_WHAT THE TASK REQUIRES_. Collect all lines from the listing that include the string "icon".

_INFORMATION_.
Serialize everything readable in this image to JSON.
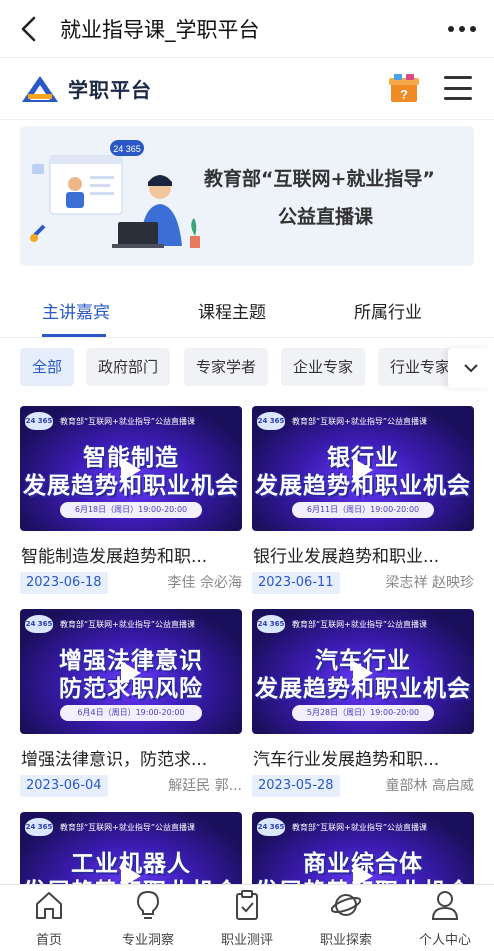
{
  "topbar": {
    "title": "就业指导课_学职平台"
  },
  "header": {
    "logo_text": "学职平台",
    "logo_icon": "logo-icon",
    "gift_icon": "mystery-box-icon",
    "menu_icon": "hamburger-icon"
  },
  "banner": {
    "tag": "24 365",
    "line1": "教育部“互联网+就业指导”",
    "line2": "公益直播课"
  },
  "tabs": [
    "主讲嘉宾",
    "课程主题",
    "所属行业"
  ],
  "filters": [
    "全部",
    "政府部门",
    "专家学者",
    "企业专家",
    "行业专家"
  ],
  "cards": [
    {
      "head": "教育部“互联网+就业指导”公益直播课",
      "badge": "24 365",
      "big1": "智能制造",
      "big2": "发展趋势和职业机会",
      "date_line": "6月18日（周日）19:00-20:00",
      "title": "智能制造发展趋势和职...",
      "date": "2023-06-18",
      "speakers": "李佳   佘必海"
    },
    {
      "head": "教育部“互联网+就业指导”公益直播课",
      "badge": "24 365",
      "big1": "银行业",
      "big2": "发展趋势和职业机会",
      "date_line": "6月11日（周日）19:00-20:00",
      "title": "银行业发展趋势和职业...",
      "date": "2023-06-11",
      "speakers": "梁志祥   赵映珍"
    },
    {
      "head": "教育部“互联网+就业指导”公益直播课",
      "badge": "24 365",
      "big1": "增强法律意识",
      "big2": "防范求职风险",
      "date_line": "6月4日（周日）19:00-20:00",
      "title": "增强法律意识，防范求...",
      "date": "2023-06-04",
      "speakers": "解廷民   郭..."
    },
    {
      "head": "教育部“互联网+就业指导”公益直播课",
      "badge": "24 365",
      "big1": "汽车行业",
      "big2": "发展趋势和职业机会",
      "date_line": "5月28日（周日）19:00-20:00",
      "title": "汽车行业发展趋势和职...",
      "date": "2023-05-28",
      "speakers": "童部林   高启威"
    },
    {
      "head": "教育部“互联网+就业指导”公益直播课",
      "badge": "24 365",
      "big1": "工业机器人",
      "big2": "发展趋势和职业机会",
      "date_line": "",
      "title": "",
      "date": "",
      "speakers": ""
    },
    {
      "head": "教育部“互联网+就业指导”公益直播课",
      "badge": "24 365",
      "big1": "商业综合体",
      "big2": "发展趋势和职业机会",
      "date_line": "",
      "title": "",
      "date": "",
      "speakers": ""
    }
  ],
  "bottom_nav": [
    {
      "label": "首页",
      "icon": "home-icon"
    },
    {
      "label": "专业洞察",
      "icon": "lightbulb-icon"
    },
    {
      "label": "职业测评",
      "icon": "clipboard-check-icon"
    },
    {
      "label": "职业探索",
      "icon": "planet-icon"
    },
    {
      "label": "个人中心",
      "icon": "person-icon"
    }
  ],
  "colors": {
    "accent": "#2a58c7",
    "chip_bg": "#f1f2f5",
    "thumb_purple": "#3a1bb0"
  }
}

_SOLUTION TO THE EXERCISE_.
    "logo_icon": "logo-icon",
    "gift_icon": "mystery-box-icon",
    "menu_icon": "hamburger-icon"
      "icon": "home-icon"
      "icon": "lightbulb-icon"
      "icon": "clipboard-check-icon"
      "icon": "planet-icon"
      "icon": "person-icon"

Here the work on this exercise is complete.